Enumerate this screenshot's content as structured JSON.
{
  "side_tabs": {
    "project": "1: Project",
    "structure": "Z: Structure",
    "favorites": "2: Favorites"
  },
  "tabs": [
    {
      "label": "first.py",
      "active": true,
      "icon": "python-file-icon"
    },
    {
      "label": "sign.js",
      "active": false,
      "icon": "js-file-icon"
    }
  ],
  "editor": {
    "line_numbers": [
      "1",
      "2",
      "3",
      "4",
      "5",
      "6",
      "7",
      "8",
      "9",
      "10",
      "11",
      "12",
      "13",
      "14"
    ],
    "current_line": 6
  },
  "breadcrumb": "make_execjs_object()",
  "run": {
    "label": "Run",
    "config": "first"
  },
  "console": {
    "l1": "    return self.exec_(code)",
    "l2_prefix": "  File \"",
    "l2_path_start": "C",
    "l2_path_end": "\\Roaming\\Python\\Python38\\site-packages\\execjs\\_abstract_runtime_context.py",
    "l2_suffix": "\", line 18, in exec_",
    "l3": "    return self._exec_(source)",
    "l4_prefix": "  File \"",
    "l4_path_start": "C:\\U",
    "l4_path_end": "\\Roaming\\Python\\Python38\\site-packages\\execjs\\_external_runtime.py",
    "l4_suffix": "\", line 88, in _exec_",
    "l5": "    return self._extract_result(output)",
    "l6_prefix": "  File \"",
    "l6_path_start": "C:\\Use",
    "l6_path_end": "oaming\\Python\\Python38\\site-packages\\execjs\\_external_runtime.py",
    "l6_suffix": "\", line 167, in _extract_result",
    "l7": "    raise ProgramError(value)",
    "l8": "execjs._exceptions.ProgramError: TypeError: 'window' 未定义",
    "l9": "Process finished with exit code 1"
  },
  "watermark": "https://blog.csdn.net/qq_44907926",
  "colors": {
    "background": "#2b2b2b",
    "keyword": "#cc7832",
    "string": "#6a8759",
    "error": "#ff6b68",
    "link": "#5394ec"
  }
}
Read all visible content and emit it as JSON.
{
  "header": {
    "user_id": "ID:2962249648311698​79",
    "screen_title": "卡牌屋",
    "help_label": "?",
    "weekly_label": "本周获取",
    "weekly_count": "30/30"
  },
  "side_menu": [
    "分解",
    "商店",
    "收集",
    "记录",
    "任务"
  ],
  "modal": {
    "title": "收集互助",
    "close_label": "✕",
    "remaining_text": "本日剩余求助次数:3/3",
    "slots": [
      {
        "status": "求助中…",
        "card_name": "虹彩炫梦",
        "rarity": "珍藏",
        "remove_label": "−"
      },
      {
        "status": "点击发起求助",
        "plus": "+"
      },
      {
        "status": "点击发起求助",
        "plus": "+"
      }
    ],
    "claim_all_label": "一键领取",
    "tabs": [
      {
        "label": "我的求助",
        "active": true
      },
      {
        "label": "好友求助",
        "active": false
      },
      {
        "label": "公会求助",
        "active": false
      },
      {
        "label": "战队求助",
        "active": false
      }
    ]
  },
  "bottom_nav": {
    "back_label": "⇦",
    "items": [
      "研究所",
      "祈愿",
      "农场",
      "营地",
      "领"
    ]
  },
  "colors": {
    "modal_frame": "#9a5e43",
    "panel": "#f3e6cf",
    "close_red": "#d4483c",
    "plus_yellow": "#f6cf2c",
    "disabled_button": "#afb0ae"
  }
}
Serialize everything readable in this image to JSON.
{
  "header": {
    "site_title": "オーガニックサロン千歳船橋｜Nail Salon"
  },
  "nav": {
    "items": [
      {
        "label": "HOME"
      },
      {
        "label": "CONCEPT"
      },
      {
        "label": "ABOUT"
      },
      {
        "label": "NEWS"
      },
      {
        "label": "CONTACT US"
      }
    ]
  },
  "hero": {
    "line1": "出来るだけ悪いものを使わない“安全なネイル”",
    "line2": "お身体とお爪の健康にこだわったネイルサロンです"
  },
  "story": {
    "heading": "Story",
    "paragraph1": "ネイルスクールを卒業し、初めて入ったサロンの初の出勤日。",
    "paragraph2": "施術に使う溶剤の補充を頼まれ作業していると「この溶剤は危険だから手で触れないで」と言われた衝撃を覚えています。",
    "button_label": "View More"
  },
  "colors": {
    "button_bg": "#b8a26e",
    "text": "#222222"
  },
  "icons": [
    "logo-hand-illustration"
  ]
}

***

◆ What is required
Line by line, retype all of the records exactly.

◆ Result
Enumerate this screenshot's content as structured JSON.
{
  "side_tabs": {
    "project": "1: Project",
    "structure": "Z: Structure",
    "favorites": "2: Favorites"
  },
  "tabs": [
    {
      "label": "first.py",
      "active": true,
      "icon": "python-file-icon"
    },
    {
      "label": "sign.js",
      "active": false,
      "icon": "js-file-icon"
    }
  ],
  "editor": {
    "line_numbers": [
      "1",
      "2",
      "3",
      "4",
      "5",
      "6",
      "7",
      "8",
      "9",
      "10",
      "11",
      "12",
      "13",
      "14"
    ],
    "current_line": 6
  },
  "breadcrumb": "make_execjs_object()",
  "run": {
    "label": "Run",
    "config": "first"
  },
  "console": {
    "l1": "    return self.exec_(code)",
    "l2_prefix": "  File \"",
    "l2_path_start": "C",
    "l2_path_end": "\\Roaming\\Python\\Python38\\site-packages\\execjs\\_abstract_runtime_context.py",
    "l2_suffix": "\", line 18, in exec_",
    "l3": "    return self._exec_(source)",
    "l4_prefix": "  File \"",
    "l4_path_start": "C:\\U",
    "l4_path_end": "\\Roaming\\Python\\Python38\\site-packages\\execjs\\_external_runtime.py",
    "l4_suffix": "\", line 88, in _exec_",
    "l5": "    return self._extract_result(output)",
    "l6_prefix": "  File \"",
    "l6_path_start": "C:\\Use",
    "l6_path_end": "oaming\\Python\\Python38\\site-packages\\execjs\\_external_runtime.py",
    "l6_suffix": "\", line 167, in _extract_result",
    "l7": "    raise ProgramError(value)",
    "l8": "execjs._exceptions.ProgramError: TypeError: 'window' 未定义",
    "l9": "Process finished with exit code 1"
  },
  "watermark": "https://blog.csdn.net/qq_44907926",
  "colors": {
    "background": "#2b2b2b",
    "keyword": "#cc7832",
    "string": "#6a8759",
    "error": "#ff6b68",
    "link": "#5394ec"
  }
}
Read all visible content and emit it as JSON.
{
  "header": {
    "user_id": "ID:2962249648311698​79",
    "screen_title": "卡牌屋",
    "help_label": "?",
    "weekly_label": "本周获取",
    "weekly_count": "30/30"
  },
  "side_menu": [
    "分解",
    "商店",
    "收集",
    "记录",
    "任务"
  ],
  "modal": {
    "title": "收集互助",
    "close_label": "✕",
    "remaining_text": "本日剩余求助次数:3/3",
    "slots": [
      {
        "status": "求助中…",
        "card_name": "虹彩炫梦",
        "rarity": "珍藏",
        "remove_label": "−"
      },
      {
        "status": "点击发起求助",
        "plus": "+"
      },
      {
        "status": "点击发起求助",
        "plus": "+"
      }
    ],
    "claim_all_label": "一键领取",
    "tabs": [
      {
        "label": "我的求助",
        "active": true
      },
      {
        "label": "好友求助",
        "active": false
      },
      {
        "label": "公会求助",
        "active": false
      },
      {
        "label": "战队求助",
        "active": false
      }
    ]
  },
  "bottom_nav": {
    "back_label": "⇦",
    "items": [
      "研究所",
      "祈愿",
      "农场",
      "营地",
      "领"
    ]
  },
  "colors": {
    "modal_frame": "#9a5e43",
    "panel": "#f3e6cf",
    "close_red": "#d4483c",
    "plus_yellow": "#f6cf2c",
    "disabled_button": "#afb0ae"
  }
}
Serialize everything readable in this image to JSON.
{
  "header": {
    "site_title": "オーガニックサロン千歳船橋｜Nail Salon"
  },
  "nav": {
    "items": [
      {
        "label": "HOME"
      },
      {
        "label": "CONCEPT"
      },
      {
        "label": "ABOUT"
      },
      {
        "label": "NEWS"
      },
      {
        "label": "CONTACT US"
      }
    ]
  },
  "hero": {
    "line1": "出来るだけ悪いものを使わない“安全なネイル”",
    "line2": "お身体とお爪の健康にこだわったネイルサロンです"
  },
  "story": {
    "heading": "Story",
    "paragraph1": "ネイルスクールを卒業し、初めて入ったサロンの初の出勤日。",
    "paragraph2": "施術に使う溶剤の補充を頼まれ作業していると「この溶剤は危険だから手で触れないで」と言われた衝撃を覚えています。",
    "button_label": "View More"
  },
  "colors": {
    "button_bg": "#b8a26e",
    "text": "#222222"
  },
  "icons": [
    "logo-hand-illustration"
  ]
}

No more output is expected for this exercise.